- What Makes Videos Accessible to Blind and Visually Impaired People?Xingyu Liu, Patrick Carrington, Xiang "Anthony" Chen, and Amy PavelIn Proceedings of the 2021 CHI Conference on Human Factors in Computing Systems 2021

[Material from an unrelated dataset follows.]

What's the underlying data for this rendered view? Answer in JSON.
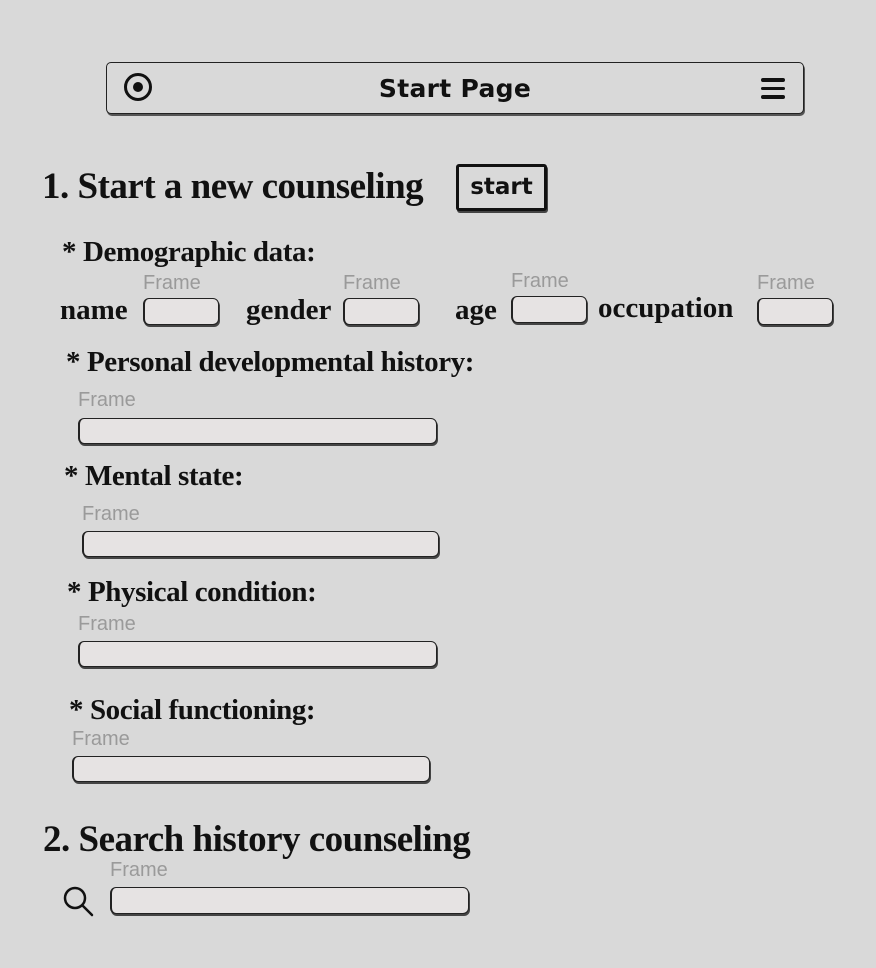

User-generated videos are an increasingly important source of information online, yet most online videos are inaccessible to blind and visually impaired (BVI) people. To find videos that are accessible, or understandable without additional description of the visual content, BVI people in our formative studies reported that they used a time-consuming trial-and-error approach: clicking on a video, watching a portion, leaving the video, and repeating the process. BVI people also reported video accessibility heuristics that characterize accessible and inaccessible videos. We instantiate 7 of the identified heuristics (2 audio-related, 2 video-related, and 3 audio-visual) as automated metrics to assess video accessibility. We collected a dataset of accessibility ratings of videos by BVI people and found that our automatic video accessibility metrics correlated with the accessibility ratings (Adjusted R2 = 0.642). We augmented a video search interface with our video accessibility metrics and predictions. BVI people using our augmented video search interface selected an accessible video more efficiently than when using the original search interface. By integrating video accessibility metrics, video hosting platforms could help people surface accessible videos and encourage content creators to author more accessible products, improving video accessibility for all.
- Making Memes AccessibleCole Gleason, Amy Pavel, Xingyu Liu, Patrick Carrington, Lydia B. Chilton, and Jeffrey P. BighamIn Proceedings of the 21st International ACM SIGACCESS Conference on Computers and Accessibility 2019
Images on social media platforms are inaccessible to people with vision impairments due to a lack of descriptions that can be read by screen readers. Providing accurate alternative text for all visual content on social media is not yet feasible, but certain subsets of images, such as internet memes, offer affordances for automatic or semi-automatic generation of alternative text. We present two methods for making memes accessible semi-automatically through (1) the generation of rich alternative text descriptions and (2) the creation of audio macro memes. Meme authors create alternative text templates or audio meme templates, and insert placeholders instead of the meme text. When a meme with the same image is encountered again, it is automatically recognized from a database of meme templates. Text is then extracted and either inserted into the alternative text template or rendered in the audio template using text-to-speech. In our evaluation of meme formats with 10 Twitter users with vision impairments, we found that most users preferred alternative text memes because the description of the visual content conveys the emotional tone of the character. As the preexisting templates can be automatically matched to memes using the same visual image, this combined approach can make a large subset of images on the web accessible, while preserving the emotion and tone inherent in the image memes.